Could you repeat the records below exactly, without the pictures?

* [Provided entries]:
╔══
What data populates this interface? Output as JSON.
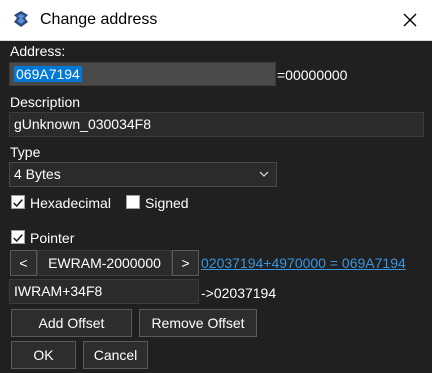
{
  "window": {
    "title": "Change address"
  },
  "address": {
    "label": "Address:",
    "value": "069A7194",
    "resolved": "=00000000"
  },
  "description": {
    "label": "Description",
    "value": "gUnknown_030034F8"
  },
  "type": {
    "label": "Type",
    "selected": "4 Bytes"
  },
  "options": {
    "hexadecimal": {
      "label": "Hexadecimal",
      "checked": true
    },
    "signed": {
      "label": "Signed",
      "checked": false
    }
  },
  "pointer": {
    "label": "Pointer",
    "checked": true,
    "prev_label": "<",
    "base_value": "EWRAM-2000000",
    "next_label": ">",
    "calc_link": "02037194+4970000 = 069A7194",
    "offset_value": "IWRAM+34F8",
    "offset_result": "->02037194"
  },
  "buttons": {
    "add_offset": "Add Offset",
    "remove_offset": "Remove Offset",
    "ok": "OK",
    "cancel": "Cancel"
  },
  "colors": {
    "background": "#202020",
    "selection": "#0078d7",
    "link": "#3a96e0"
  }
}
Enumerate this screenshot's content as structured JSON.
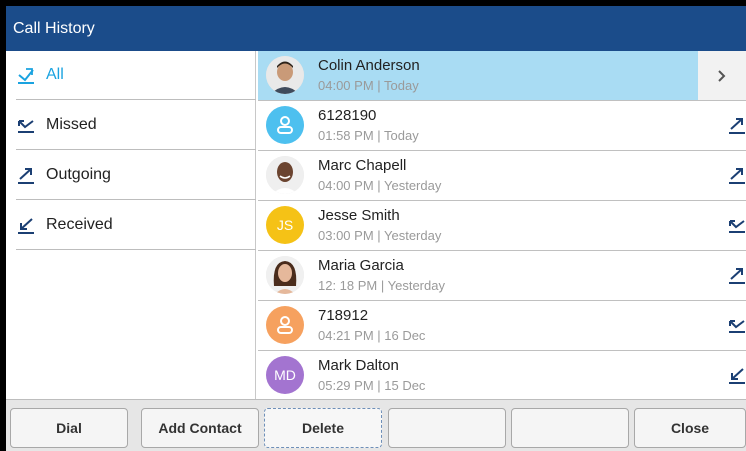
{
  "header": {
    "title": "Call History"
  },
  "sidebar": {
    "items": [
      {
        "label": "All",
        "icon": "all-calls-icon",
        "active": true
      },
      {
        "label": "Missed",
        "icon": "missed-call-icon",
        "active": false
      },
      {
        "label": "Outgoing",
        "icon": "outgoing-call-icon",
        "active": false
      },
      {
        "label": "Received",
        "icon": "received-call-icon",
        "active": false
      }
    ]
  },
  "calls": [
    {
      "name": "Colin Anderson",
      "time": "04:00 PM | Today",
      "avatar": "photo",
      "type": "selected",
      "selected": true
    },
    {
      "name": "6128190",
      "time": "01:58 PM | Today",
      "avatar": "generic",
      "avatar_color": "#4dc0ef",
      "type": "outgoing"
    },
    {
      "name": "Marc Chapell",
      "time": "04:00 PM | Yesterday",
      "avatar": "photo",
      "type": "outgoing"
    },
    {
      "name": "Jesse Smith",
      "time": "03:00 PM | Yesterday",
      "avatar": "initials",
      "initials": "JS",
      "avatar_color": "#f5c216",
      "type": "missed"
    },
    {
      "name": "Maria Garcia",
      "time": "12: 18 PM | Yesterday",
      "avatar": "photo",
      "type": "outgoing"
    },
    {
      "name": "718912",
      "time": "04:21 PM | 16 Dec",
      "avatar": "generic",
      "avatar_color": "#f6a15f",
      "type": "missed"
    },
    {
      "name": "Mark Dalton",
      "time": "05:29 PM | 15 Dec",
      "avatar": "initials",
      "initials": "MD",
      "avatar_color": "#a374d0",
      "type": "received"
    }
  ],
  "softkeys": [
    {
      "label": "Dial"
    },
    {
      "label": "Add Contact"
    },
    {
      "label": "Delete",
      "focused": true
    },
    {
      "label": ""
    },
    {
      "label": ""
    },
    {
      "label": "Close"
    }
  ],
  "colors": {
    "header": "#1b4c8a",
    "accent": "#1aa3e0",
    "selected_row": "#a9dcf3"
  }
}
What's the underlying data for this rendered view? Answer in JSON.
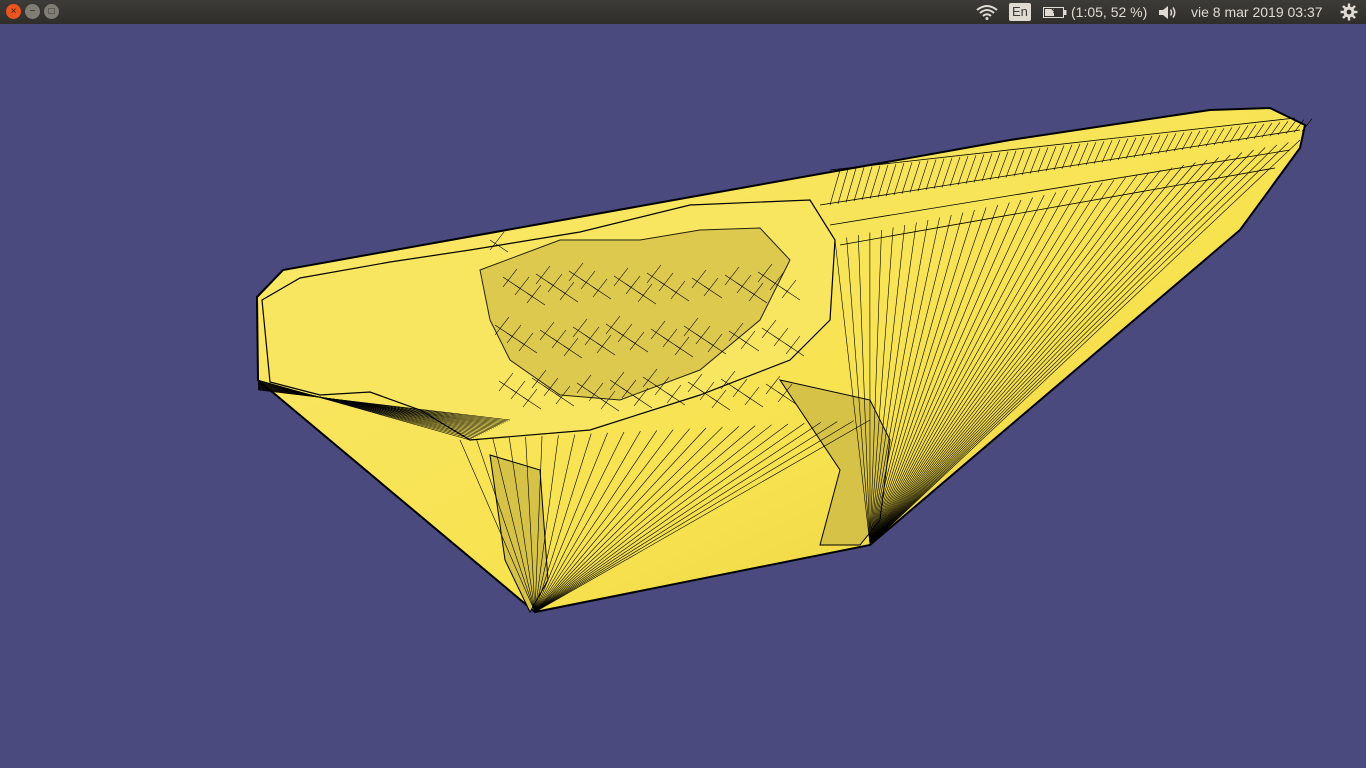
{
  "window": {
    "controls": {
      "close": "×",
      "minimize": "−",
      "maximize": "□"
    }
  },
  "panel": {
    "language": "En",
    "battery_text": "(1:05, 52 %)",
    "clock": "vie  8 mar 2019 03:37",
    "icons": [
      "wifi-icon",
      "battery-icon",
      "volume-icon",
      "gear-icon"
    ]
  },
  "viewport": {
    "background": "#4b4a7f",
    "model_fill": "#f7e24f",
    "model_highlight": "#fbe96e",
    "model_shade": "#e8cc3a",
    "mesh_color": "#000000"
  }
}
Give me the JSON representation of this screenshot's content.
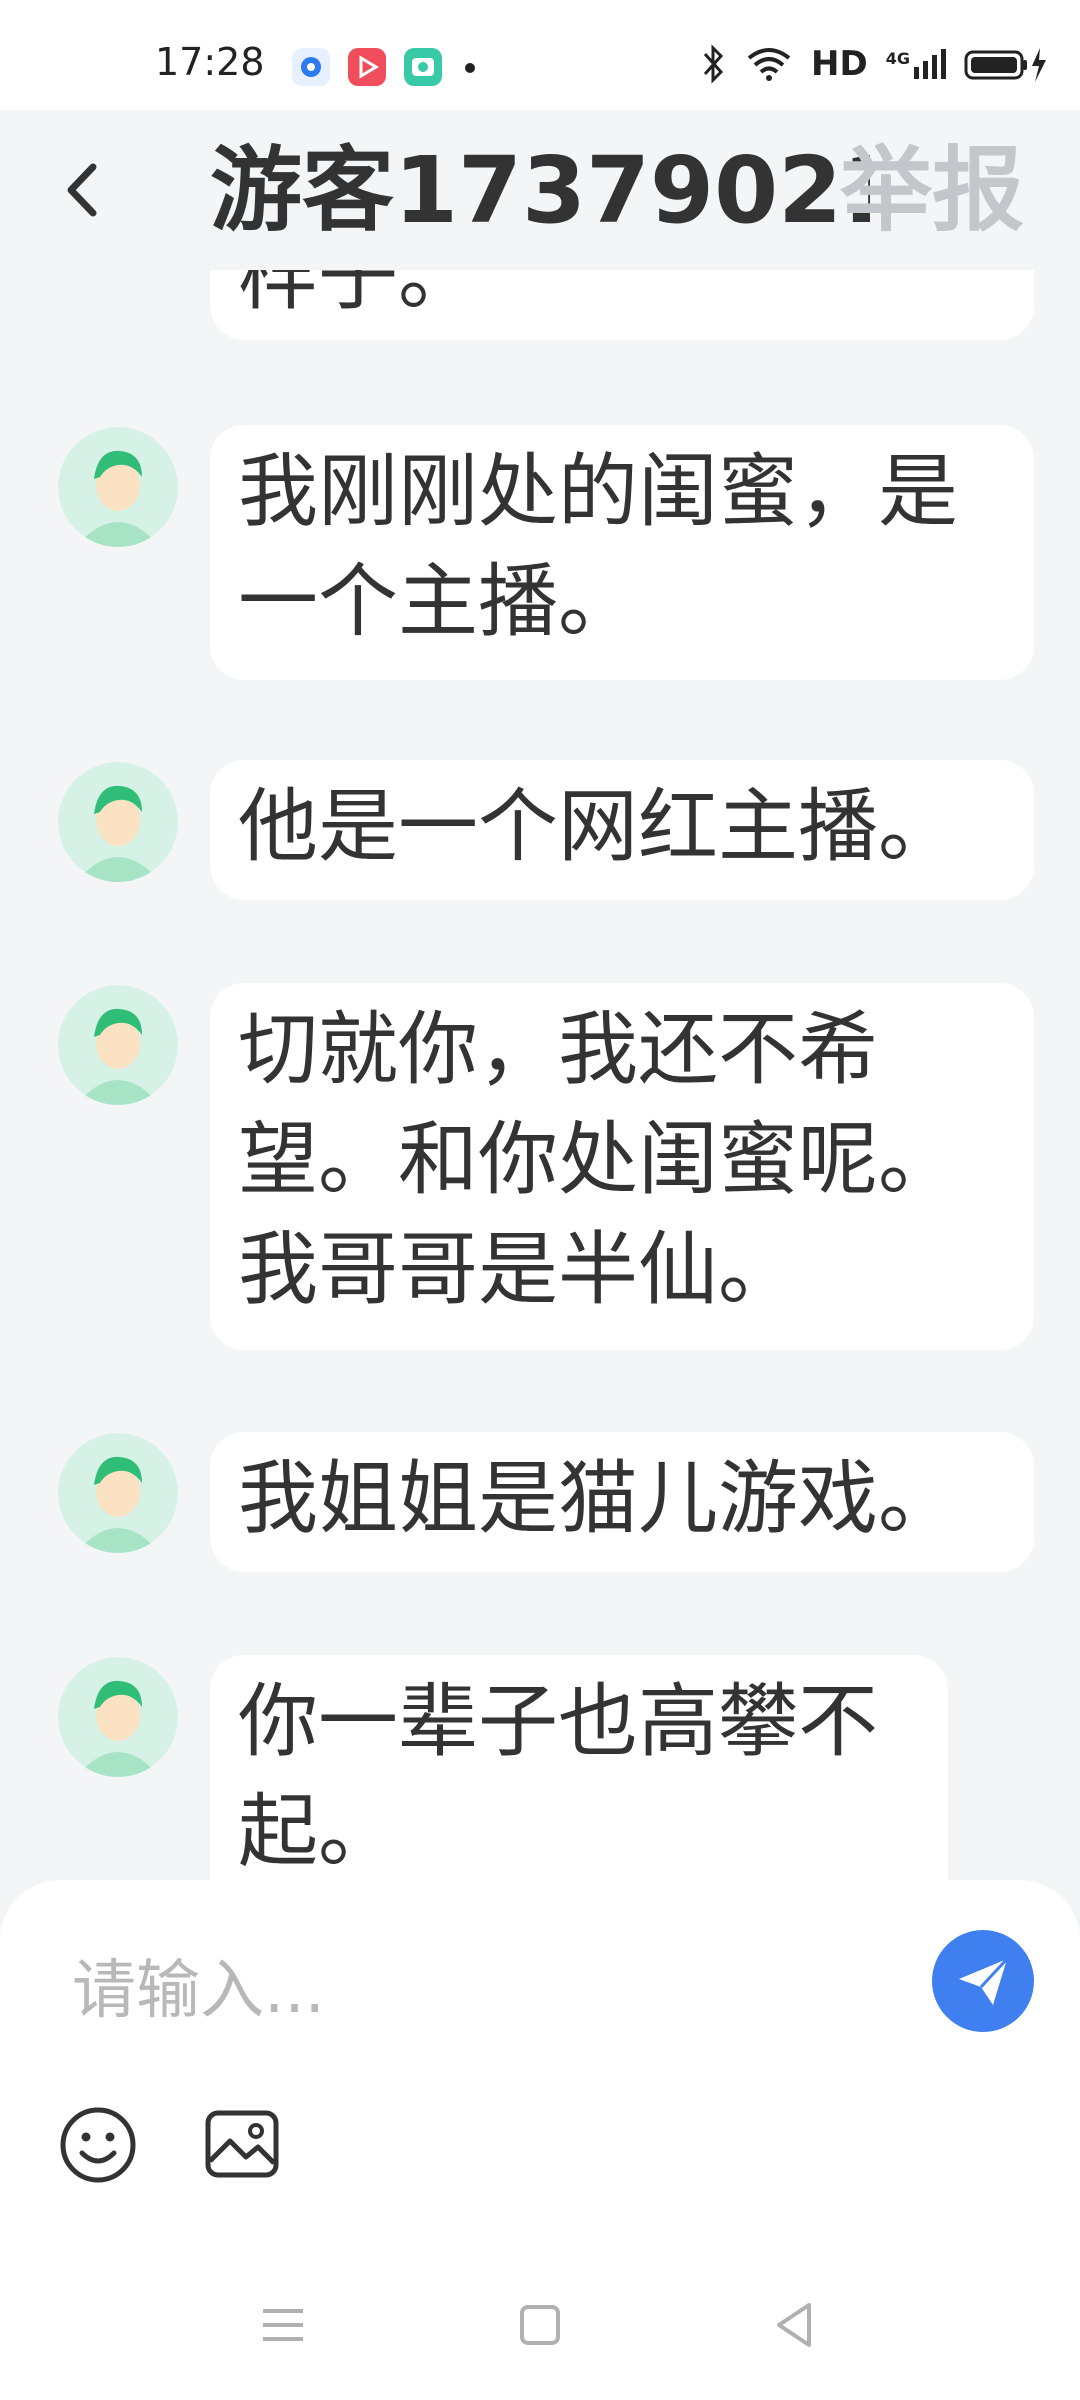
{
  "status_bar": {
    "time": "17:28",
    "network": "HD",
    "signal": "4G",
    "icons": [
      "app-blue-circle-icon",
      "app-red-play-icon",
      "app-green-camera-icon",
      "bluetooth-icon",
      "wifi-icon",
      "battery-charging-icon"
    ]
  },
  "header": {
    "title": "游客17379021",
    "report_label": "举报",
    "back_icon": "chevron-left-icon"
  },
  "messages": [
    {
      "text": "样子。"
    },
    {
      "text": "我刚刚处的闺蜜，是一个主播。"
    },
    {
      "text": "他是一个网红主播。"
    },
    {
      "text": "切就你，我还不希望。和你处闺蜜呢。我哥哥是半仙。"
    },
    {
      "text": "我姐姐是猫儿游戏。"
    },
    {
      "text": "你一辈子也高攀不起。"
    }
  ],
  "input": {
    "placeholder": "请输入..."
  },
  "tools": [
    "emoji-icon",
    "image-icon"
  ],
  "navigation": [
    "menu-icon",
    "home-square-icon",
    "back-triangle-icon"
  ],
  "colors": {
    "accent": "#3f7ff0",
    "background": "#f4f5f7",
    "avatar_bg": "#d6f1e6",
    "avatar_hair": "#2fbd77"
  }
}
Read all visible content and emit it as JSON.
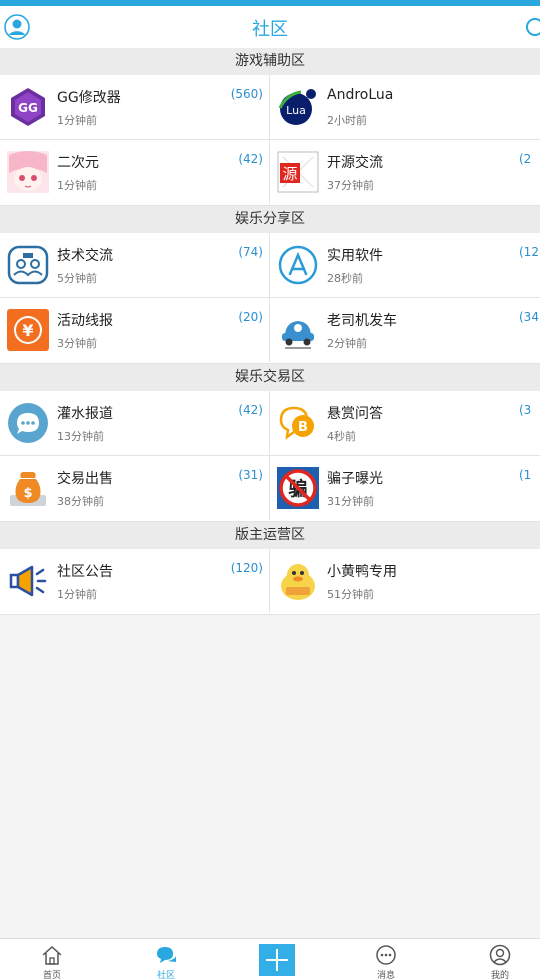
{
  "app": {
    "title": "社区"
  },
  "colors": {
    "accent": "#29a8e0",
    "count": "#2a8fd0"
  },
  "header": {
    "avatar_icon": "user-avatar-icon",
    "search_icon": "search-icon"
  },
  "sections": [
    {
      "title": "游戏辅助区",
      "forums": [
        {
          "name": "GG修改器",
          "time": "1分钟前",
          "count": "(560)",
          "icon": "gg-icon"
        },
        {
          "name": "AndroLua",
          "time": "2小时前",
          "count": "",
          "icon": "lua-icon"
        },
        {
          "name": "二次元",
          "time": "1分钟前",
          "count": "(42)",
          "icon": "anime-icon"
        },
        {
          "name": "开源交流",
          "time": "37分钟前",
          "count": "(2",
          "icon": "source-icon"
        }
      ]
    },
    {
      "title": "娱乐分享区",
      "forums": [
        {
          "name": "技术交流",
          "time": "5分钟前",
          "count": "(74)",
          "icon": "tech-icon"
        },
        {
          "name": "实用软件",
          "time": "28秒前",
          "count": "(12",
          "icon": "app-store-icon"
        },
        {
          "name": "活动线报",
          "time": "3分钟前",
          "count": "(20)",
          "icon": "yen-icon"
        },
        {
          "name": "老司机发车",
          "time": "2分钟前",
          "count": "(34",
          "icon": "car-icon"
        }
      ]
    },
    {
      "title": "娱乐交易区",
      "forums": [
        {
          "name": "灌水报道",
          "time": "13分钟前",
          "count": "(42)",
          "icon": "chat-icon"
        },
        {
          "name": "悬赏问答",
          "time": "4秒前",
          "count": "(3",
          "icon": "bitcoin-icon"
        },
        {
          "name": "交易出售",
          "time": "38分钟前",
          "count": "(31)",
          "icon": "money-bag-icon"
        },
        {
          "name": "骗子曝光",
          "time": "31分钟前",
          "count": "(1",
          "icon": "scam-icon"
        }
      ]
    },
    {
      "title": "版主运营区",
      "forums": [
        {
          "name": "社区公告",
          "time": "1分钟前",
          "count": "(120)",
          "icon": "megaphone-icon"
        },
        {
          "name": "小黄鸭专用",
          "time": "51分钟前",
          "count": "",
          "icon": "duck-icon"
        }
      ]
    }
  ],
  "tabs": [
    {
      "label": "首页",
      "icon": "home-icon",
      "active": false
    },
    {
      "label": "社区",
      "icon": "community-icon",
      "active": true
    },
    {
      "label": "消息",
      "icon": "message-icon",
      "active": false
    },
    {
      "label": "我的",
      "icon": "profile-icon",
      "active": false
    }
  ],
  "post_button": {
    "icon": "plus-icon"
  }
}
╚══
* [Exercise response]:
What data populates this interface? Output as JSON.
{
  "window": {
    "title": "Change address"
  },
  "address": {
    "label": "Address:",
    "value": "069A7194",
    "resolved": "=00000000"
  },
  "description": {
    "label": "Description",
    "value": "gUnknown_030034F8"
  },
  "type": {
    "label": "Type",
    "selected": "4 Bytes"
  },
  "options": {
    "hexadecimal": {
      "label": "Hexadecimal",
      "checked": true
    },
    "signed": {
      "label": "Signed",
      "checked": false
    }
  },
  "pointer": {
    "label": "Pointer",
    "checked": true,
    "prev_label": "<",
    "base_value": "EWRAM-2000000",
    "next_label": ">",
    "calc_link": "02037194+4970000 = 069A7194",
    "offset_value": "IWRAM+34F8",
    "offset_result": "->02037194"
  },
  "buttons": {
    "add_offset": "Add Offset",
    "remove_offset": "Remove Offset",
    "ok": "OK",
    "cancel": "Cancel"
  },
  "colors": {
    "background": "#202020",
    "selection": "#0078d7",
    "link": "#3a96e0"
  }
}
Enumerate this screenshot's content as structured JSON.
{
  "header": {
    "title": "Call History"
  },
  "sidebar": {
    "items": [
      {
        "label": "All",
        "icon": "all-calls-icon",
        "active": true
      },
      {
        "label": "Missed",
        "icon": "missed-call-icon",
        "active": false
      },
      {
        "label": "Outgoing",
        "icon": "outgoing-call-icon",
        "active": false
      },
      {
        "label": "Received",
        "icon": "received-call-icon",
        "active": false
      }
    ]
  },
  "calls": [
    {
      "name": "Colin Anderson",
      "time": "04:00 PM | Today",
      "avatar": "photo",
      "type": "selected",
      "selected": true
    },
    {
      "name": "6128190",
      "time": "01:58 PM | Today",
      "avatar": "generic",
      "avatar_color": "#4dc0ef",
      "type": "outgoing"
    },
    {
      "name": "Marc Chapell",
      "time": "04:00 PM | Yesterday",
      "avatar": "photo",
      "type": "outgoing"
    },
    {
      "name": "Jesse Smith",
      "time": "03:00 PM | Yesterday",
      "avatar": "initials",
      "initials": "JS",
      "avatar_color": "#f5c216",
      "type": "missed"
    },
    {
      "name": "Maria Garcia",
      "time": "12: 18 PM | Yesterday",
      "avatar": "photo",
      "type": "outgoing"
    },
    {
      "name": "718912",
      "time": "04:21 PM | 16 Dec",
      "avatar": "generic",
      "avatar_color": "#f6a15f",
      "type": "missed"
    },
    {
      "name": "Mark Dalton",
      "time": "05:29 PM | 15 Dec",
      "avatar": "initials",
      "initials": "MD",
      "avatar_color": "#a374d0",
      "type": "received"
    }
  ],
  "softkeys": [
    {
      "label": "Dial"
    },
    {
      "label": "Add Contact"
    },
    {
      "label": "Delete",
      "focused": true
    },
    {
      "label": ""
    },
    {
      "label": ""
    },
    {
      "label": "Close"
    }
  ],
  "colors": {
    "header": "#1b4c8a",
    "accent": "#1aa3e0",
    "selected_row": "#a9dcf3"
  }
}
What's the underlying data for this rendered view? Answer in JSON.
{
  "window": {
    "controls": {
      "close": "×",
      "minimize": "−",
      "maximize": "□"
    }
  },
  "panel": {
    "language": "En",
    "battery_text": "(1:05, 52 %)",
    "clock": "vie  8 mar 2019 03:37",
    "icons": [
      "wifi-icon",
      "battery-icon",
      "volume-icon",
      "gear-icon"
    ]
  },
  "viewport": {
    "background": "#4b4a7f",
    "model_fill": "#f7e24f",
    "model_highlight": "#fbe96e",
    "model_shade": "#e8cc3a",
    "mesh_color": "#000000"
  }
}
Give me the JSON representation of this screenshot's content.
{
  "status_bar": {
    "time": "17:28",
    "network": "HD",
    "signal": "4G",
    "icons": [
      "app-blue-circle-icon",
      "app-red-play-icon",
      "app-green-camera-icon",
      "bluetooth-icon",
      "wifi-icon",
      "battery-charging-icon"
    ]
  },
  "header": {
    "title": "游客17379021",
    "report_label": "举报",
    "back_icon": "chevron-left-icon"
  },
  "messages": [
    {
      "text": "样子。"
    },
    {
      "text": "我刚刚处的闺蜜，是一个主播。"
    },
    {
      "text": "他是一个网红主播。"
    },
    {
      "text": "切就你，我还不希望。和你处闺蜜呢。我哥哥是半仙。"
    },
    {
      "text": "我姐姐是猫儿游戏。"
    },
    {
      "text": "你一辈子也高攀不起。"
    }
  ],
  "input": {
    "placeholder": "请输入..."
  },
  "tools": [
    "emoji-icon",
    "image-icon"
  ],
  "navigation": [
    "menu-icon",
    "home-square-icon",
    "back-triangle-icon"
  ],
  "colors": {
    "accent": "#3f7ff0",
    "background": "#f4f5f7",
    "avatar_bg": "#d6f1e6",
    "avatar_hair": "#2fbd77"
  }
}
Read all visible content and emit it as JSON.
{
  "app": {
    "title": "社区"
  },
  "colors": {
    "accent": "#29a8e0",
    "count": "#2a8fd0"
  },
  "header": {
    "avatar_icon": "user-avatar-icon",
    "search_icon": "search-icon"
  },
  "sections": [
    {
      "title": "游戏辅助区",
      "forums": [
        {
          "name": "GG修改器",
          "time": "1分钟前",
          "count": "(560)",
          "icon": "gg-icon"
        },
        {
          "name": "AndroLua",
          "time": "2小时前",
          "count": "",
          "icon": "lua-icon"
        },
        {
          "name": "二次元",
          "time": "1分钟前",
          "count": "(42)",
          "icon": "anime-icon"
        },
        {
          "name": "开源交流",
          "time": "37分钟前",
          "count": "(2",
          "icon": "source-icon"
        }
      ]
    },
    {
      "title": "娱乐分享区",
      "forums": [
        {
          "name": "技术交流",
          "time": "5分钟前",
          "count": "(74)",
          "icon": "tech-icon"
        },
        {
          "name": "实用软件",
          "time": "28秒前",
          "count": "(12",
          "icon": "app-store-icon"
        },
        {
          "name": "活动线报",
          "time": "3分钟前",
          "count": "(20)",
          "icon": "yen-icon"
        },
        {
          "name": "老司机发车",
          "time": "2分钟前",
          "count": "(34",
          "icon": "car-icon"
        }
      ]
    },
    {
      "title": "娱乐交易区",
      "forums": [
        {
          "name": "灌水报道",
          "time": "13分钟前",
          "count": "(42)",
          "icon": "chat-icon"
        },
        {
          "name": "悬赏问答",
          "time": "4秒前",
          "count": "(3",
          "icon": "bitcoin-icon"
        },
        {
          "name": "交易出售",
          "time": "38分钟前",
          "count": "(31)",
          "icon": "money-bag-icon"
        },
        {
          "name": "骗子曝光",
          "time": "31分钟前",
          "count": "(1",
          "icon": "scam-icon"
        }
      ]
    },
    {
      "title": "版主运营区",
      "forums": [
        {
          "name": "社区公告",
          "time": "1分钟前",
          "count": "(120)",
          "icon": "megaphone-icon"
        },
        {
          "name": "小黄鸭专用",
          "time": "51分钟前",
          "count": "",
          "icon": "duck-icon"
        }
      ]
    }
  ],
  "tabs": [
    {
      "label": "首页",
      "icon": "home-icon",
      "active": false
    },
    {
      "label": "社区",
      "icon": "community-icon",
      "active": true
    },
    {
      "label": "消息",
      "icon": "message-icon",
      "active": false
    },
    {
      "label": "我的",
      "icon": "profile-icon",
      "active": false
    }
  ],
  "post_button": {
    "icon": "plus-icon"
  }
}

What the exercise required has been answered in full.